The economic recovery is broadening. The US and Asia remain the two engines while the Euroland is accelerating even if it is still lagging. Profit margins keep on rising in the US and Japan. It is bottoming in Euroland but some improvements are expected. So far, the profit cycle is well oriented and the analysts are still upgrading their estimates. However, the case for an economic slowdown during the second half of the year remains strong. We are overweight equities, underweight bonds (slightly) and cash.Our equity allocations are rather cyclical, but this bias has been reduced and could become more defensive if our economic slowdown scenario should become more probable. In this context, the main risk on equity markets rely on a sharp dollar collapse. However, should the dollar depreciate versus the euro and yen, it should be gradual.
As far as equity markets are concerned, we remain positive on their future prospects.
In term of geographical allocation, we have preferred emerging markets for a long time and we still do. Our top picks are Brazil in Latin America, South Korea in Asia and Russia in eastern Europe. The reasons can vary, but one common factor is cheap valuation and growth potential. Brazil has improving economic fundamentals, Russia has restruction potential along with its solid oil companies. South Korea is attractive, thanks to its obvious links with the rest of Asia and its performing companies, as well as good prospects for its domestic consumption.
Our second choice is Japan, although we slightly reduced our overweight position due to cyclical considerations. The country is clearly benefiting from the rest of Asia’s dynamism, which leads to accelerating private investments after years of slowdown. The Japanese economy has been the biggest surprise in 2003 and it could continue to be better than expected. It appears too early to believe that the Japanese structural problems are behind, but they are improving.
We are more positive on Euroland compared to the US. In addition to more attractive valuations for most of ratios (PER, PCFR, EV/ EBITDA), it seems that, in the current part of the cycle, the potential for positive surprises (both on macro or micro-economy) is higher in continental Europe than in US where expectations are already high.
We remain in favour of cyclical sectors like materials, industrials or consumer cyclicals. However, we are reducing our overweight positions as those sectors tend to under-perform a few months after leading indicators peaked out. But we maintain our slight overweight exposure on technology as the earning dynamic outpaces the stretched valuation. This is done at the expense of defensive sectors like staples and utilities (but we have recently increased our weighting on health-care due to valuation considerations). We are also underweight in financial stocks as we have some questionmarks on the sustainability of their good results.

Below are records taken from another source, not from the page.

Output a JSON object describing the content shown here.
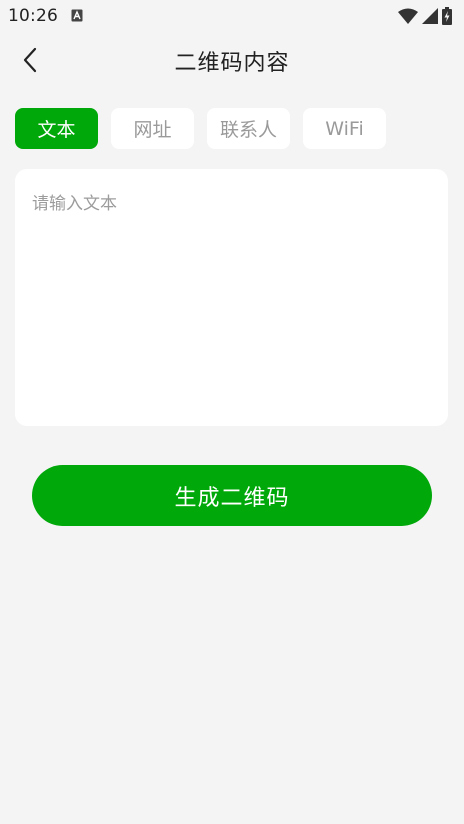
{
  "status_bar": {
    "time": "10:26",
    "icons": [
      "keyboard-notification-icon",
      "wifi-icon",
      "signal-icon",
      "battery-charging-icon"
    ]
  },
  "header": {
    "title": "二维码内容",
    "back_icon": "chevron-left-icon"
  },
  "tabs": [
    {
      "label": "文本",
      "active": true
    },
    {
      "label": "网址",
      "active": false
    },
    {
      "label": "联系人",
      "active": false
    },
    {
      "label": "WiFi",
      "active": false
    }
  ],
  "text_input": {
    "value": "",
    "placeholder": "请输入文本"
  },
  "generate_button": {
    "label": "生成二维码"
  },
  "colors": {
    "accent": "#00a80a",
    "background": "#f4f4f4",
    "card": "#ffffff",
    "inactive_text": "#9a9a9a"
  }
}
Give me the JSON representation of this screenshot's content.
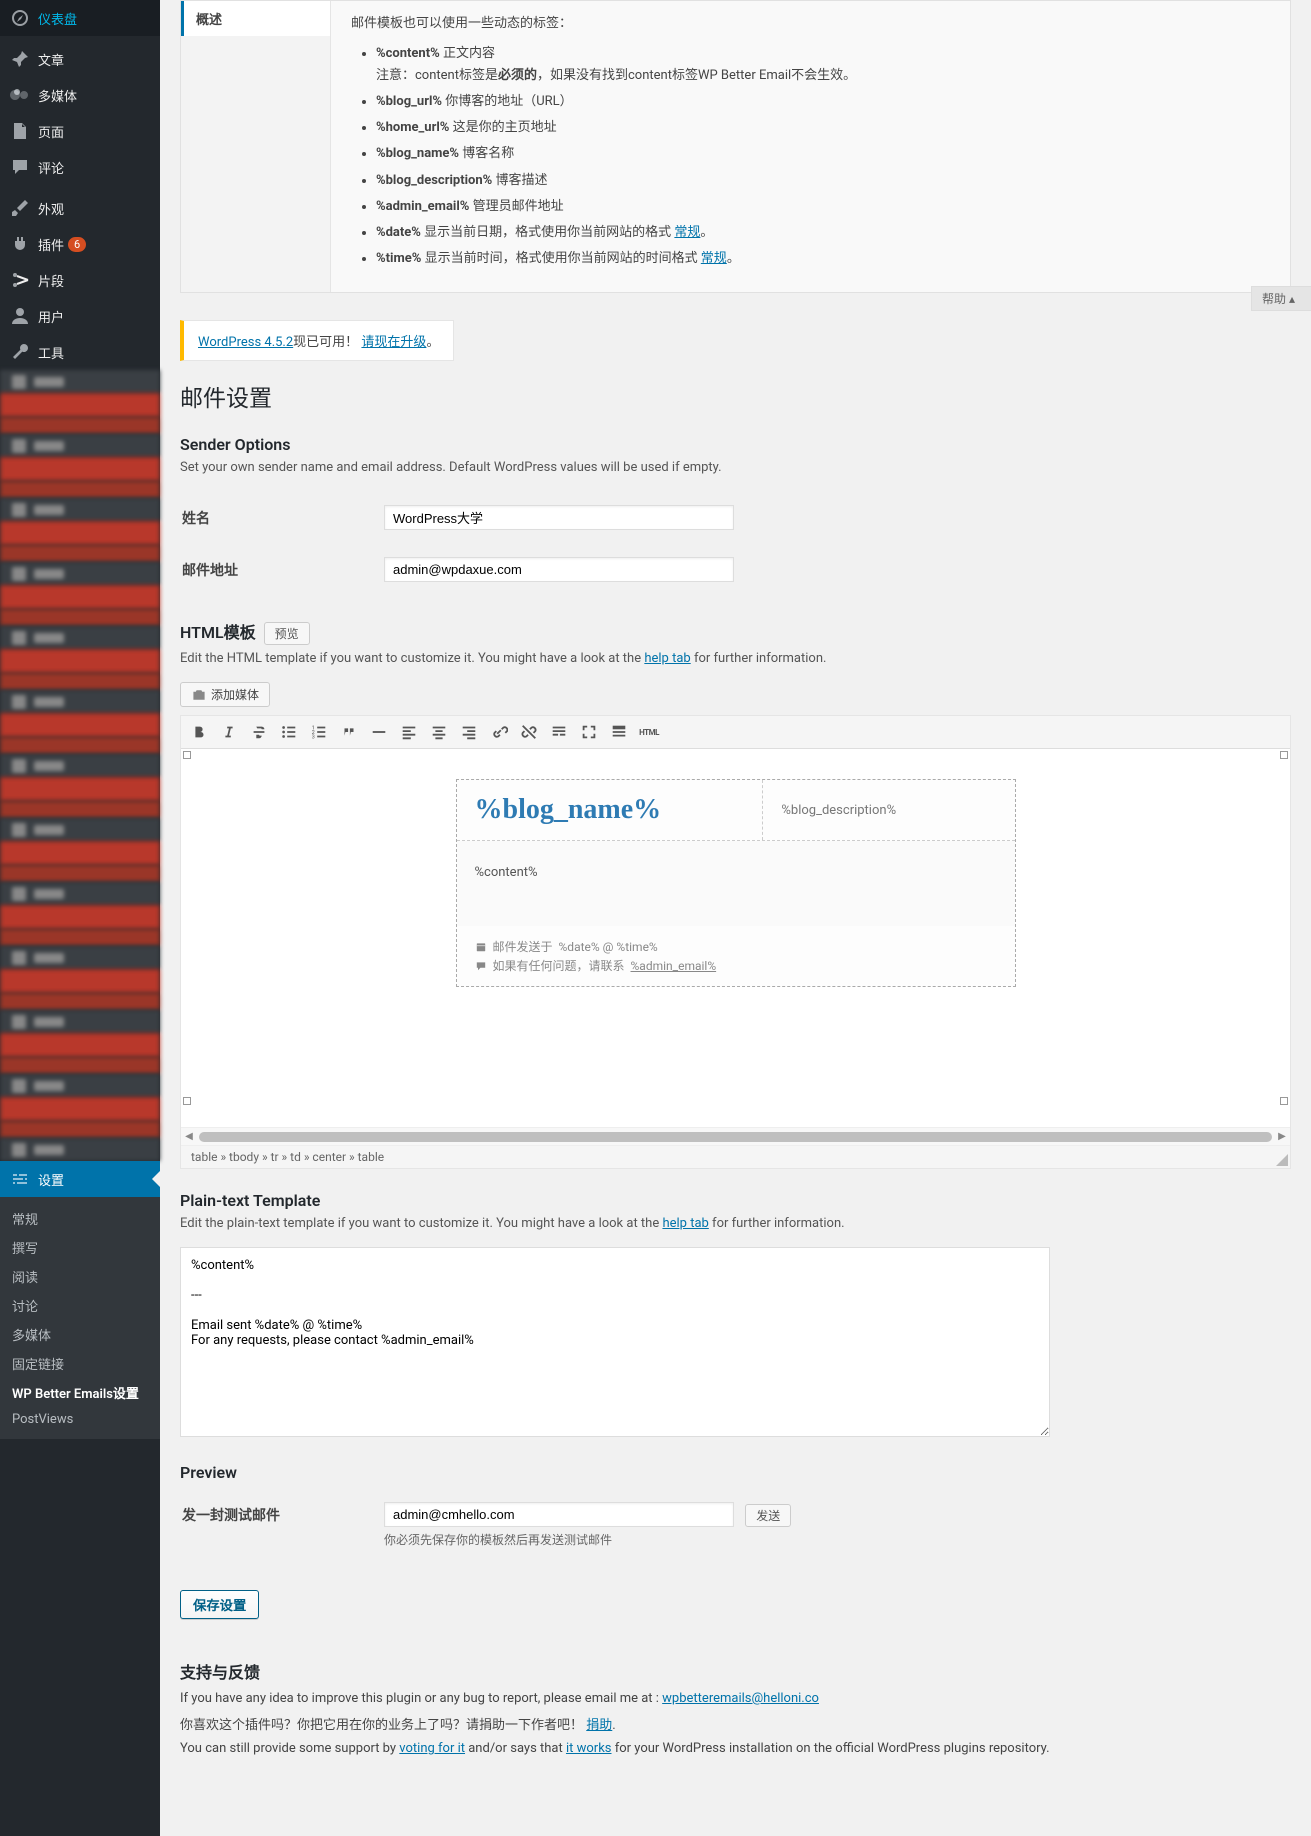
{
  "sidebar": {
    "items": [
      {
        "icon": "dashboard",
        "label": "仪表盘"
      },
      {
        "icon": "pin",
        "label": "文章"
      },
      {
        "icon": "media",
        "label": "多媒体"
      },
      {
        "icon": "page",
        "label": "页面"
      },
      {
        "icon": "comment",
        "label": "评论"
      },
      {
        "icon": "appearance",
        "label": "外观"
      },
      {
        "icon": "plugin",
        "label": "插件",
        "badge": "6"
      },
      {
        "icon": "snippet",
        "label": "片段"
      },
      {
        "icon": "user",
        "label": "用户"
      },
      {
        "icon": "tools",
        "label": "工具"
      }
    ],
    "settings_label": "设置",
    "submenu": [
      "常规",
      "撰写",
      "阅读",
      "讨论",
      "多媒体",
      "固定链接",
      "WP Better Emails设置",
      "PostViews"
    ]
  },
  "help_btn": "帮助",
  "help_panel": {
    "tab": "概述",
    "intro": "邮件模板也可以使用一些动态的标签：",
    "tags": [
      {
        "tag": "%content%",
        "desc": "正文内容",
        "note_pre": "注意：content标签是",
        "note_b": "必须的",
        "note_post": "，如果没有找到content标签WP Better Email不会生效。"
      },
      {
        "tag": "%blog_url%",
        "desc": "你博客的地址（URL）"
      },
      {
        "tag": "%home_url%",
        "desc": "这是你的主页地址"
      },
      {
        "tag": "%blog_name%",
        "desc": "博客名称"
      },
      {
        "tag": "%blog_description%",
        "desc": "博客描述"
      },
      {
        "tag": "%admin_email%",
        "desc": "管理员邮件地址"
      },
      {
        "tag": "%date%",
        "desc": "显示当前日期，格式使用你当前网站的格式",
        "link": "常规",
        "suffix": "。"
      },
      {
        "tag": "%time%",
        "desc": "显示当前时间，格式使用你当前网站的时间格式",
        "link": "常规",
        "suffix": "。"
      }
    ]
  },
  "update_nag": {
    "wp": "WordPress 4.5.2",
    "avail": "现已可用！",
    "upgrade": "请现在升级",
    "suffix": "。"
  },
  "page_title": "邮件设置",
  "sender": {
    "heading": "Sender Options",
    "desc": "Set your own sender name and email address. Default WordPress values will be used if empty.",
    "name_label": "姓名",
    "name_value": "WordPress大学",
    "email_label": "邮件地址",
    "email_value": "admin@wpdaxue.com"
  },
  "html_tpl": {
    "heading": "HTML模板",
    "preview_btn": "预览",
    "desc_pre": "Edit the HTML template if you want to customize it. You might have a look at the ",
    "help_link": "help tab",
    "desc_post": " for further information.",
    "add_media": "添加媒体",
    "html_btn": "HTML",
    "preview": {
      "blog_name": "%blog_name%",
      "blog_desc": "%blog_description%",
      "content": "%content%",
      "footer1_pre": "邮件发送于 ",
      "footer1_time": "%date% @ %time%",
      "footer2_pre": "如果有任何问题，请联系",
      "footer2_link": "%admin_email%"
    },
    "path": "table » tbody » tr » td » center » table"
  },
  "plain_tpl": {
    "heading": "Plain-text Template",
    "desc_pre": "Edit the plain-text template if you want to customize it. You might have a look at the ",
    "help_link": "help tab",
    "desc_post": " for further information.",
    "value": "%content%\n\n---\n\nEmail sent %date% @ %time%\nFor any requests, please contact %admin_email%"
  },
  "preview": {
    "heading": "Preview",
    "test_label": "发一封测试邮件",
    "test_value": "admin@cmhello.com",
    "send_btn": "发送",
    "note": "你必须先保存你的模板然后再发送测试邮件"
  },
  "save_btn": "保存设置",
  "feedback": {
    "heading": "支持与反馈",
    "l1_pre": "If you have any idea to improve this plugin or any bug to report, please email me at : ",
    "l1_link": "wpbetteremails@helloni.co",
    "l2_pre": "你喜欢这个插件吗？你把它用在你的业务上了吗？请捐助一下作者吧！",
    "l2_link": "捐助",
    "l2_post": ".",
    "l3_pre": "You can still provide some support by ",
    "l3_link1": "voting for it",
    "l3_mid": " and/or says that ",
    "l3_link2": "it works",
    "l3_post": " for your WordPress installation on the official WordPress plugins repository."
  }
}
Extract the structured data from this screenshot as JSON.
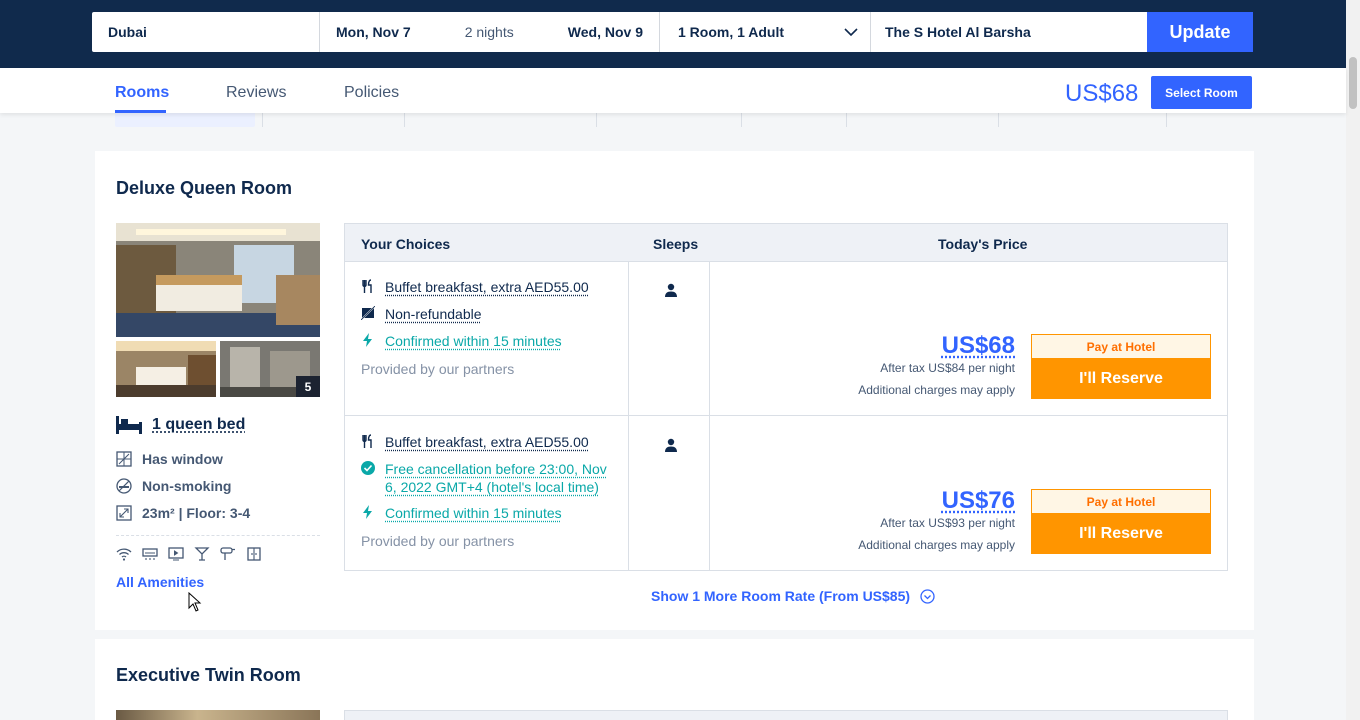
{
  "search": {
    "destination": "Dubai",
    "checkin": "Mon, Nov 7",
    "nights": "2 nights",
    "checkout": "Wed, Nov 9",
    "guests": "1 Room, 1 Adult",
    "hotel": "The S Hotel Al Barsha",
    "update_label": "Update"
  },
  "nav": {
    "tabs": [
      "Rooms",
      "Reviews",
      "Policies"
    ],
    "price": "US$68",
    "select_label": "Select Room"
  },
  "room1": {
    "title": "Deluxe Queen Room",
    "photo_count": "5",
    "bed": "1 queen bed",
    "features": [
      "Has window",
      "Non-smoking",
      "23m² | Floor: 3-4"
    ],
    "all_amenities": "All Amenities",
    "table": {
      "col_choices": "Your Choices",
      "col_sleeps": "Sleeps",
      "col_price": "Today's Price",
      "rates": [
        {
          "choices": [
            "Buffet breakfast, extra AED55.00",
            "Non-refundable",
            "Confirmed within 15 minutes",
            "Provided by our partners"
          ],
          "price": "US$68",
          "after_tax": "After tax US$84 per night",
          "additional": "Additional charges may apply",
          "pay_badge": "Pay at Hotel",
          "reserve": "I'll Reserve"
        },
        {
          "choices": [
            "Buffet breakfast, extra AED55.00",
            "Free cancellation before 23:00, Nov",
            "6, 2022 GMT+4 (hotel's local time)",
            "Confirmed within 15 minutes",
            "Provided by our partners"
          ],
          "price": "US$76",
          "after_tax": "After tax US$93 per night",
          "additional": "Additional charges may apply",
          "pay_badge": "Pay at Hotel",
          "reserve": "I'll Reserve"
        }
      ]
    },
    "more_rates": "Show 1 More Room Rate (From US$85)"
  },
  "room2": {
    "title": "Executive Twin Room"
  }
}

On the bonds markets, the risks are still on the downside. Long term interest rates in the US and in Europe are still waiting for a signal coming from the Federal Reserve. For the time being, the central bank is talking about “patience” and is highlighting the weak job market in the US as a good reason to stay neutral. However, employment is likely to improve somewhat in the coming months, knowing that productivity tends to be very strong at the beginning of a recovery before fading. Thus, we don’t rule out a Fed tightening before the year end but we don’t believe it will have dramatic implications on the bond markets if the US slows down during the second half of the year. Bonds provide a partial hedge on a diversified portfolio when the main active risk is on equities and that is why cash, and not bonds, is strongly underweight in our portfolios, despite our slightly bearish view on the bond markets. Indexed-links bonds remain overweight in the portfolio. Their valuations are not attractive anymore, but it could benefit from the great success of this new asset class in Europe and from the risk of rising inflation expectations in this context of recovery. On investment grade and the high yield markets, positions are more neutral as the spreads are quite tight, knowing that the risk reward is now clearly on the equities. Thanks to the low level of the implied volatility on equities, the convertible bonds are overweight. Emerging markets bonds are underweight, due to the tightness of the spreads and the risk of monetary tightening in the US.
Benjamin Melman is chief strategist at Crédit Agricole Asset Management and Crédit Lyonnais Asset Management in Paris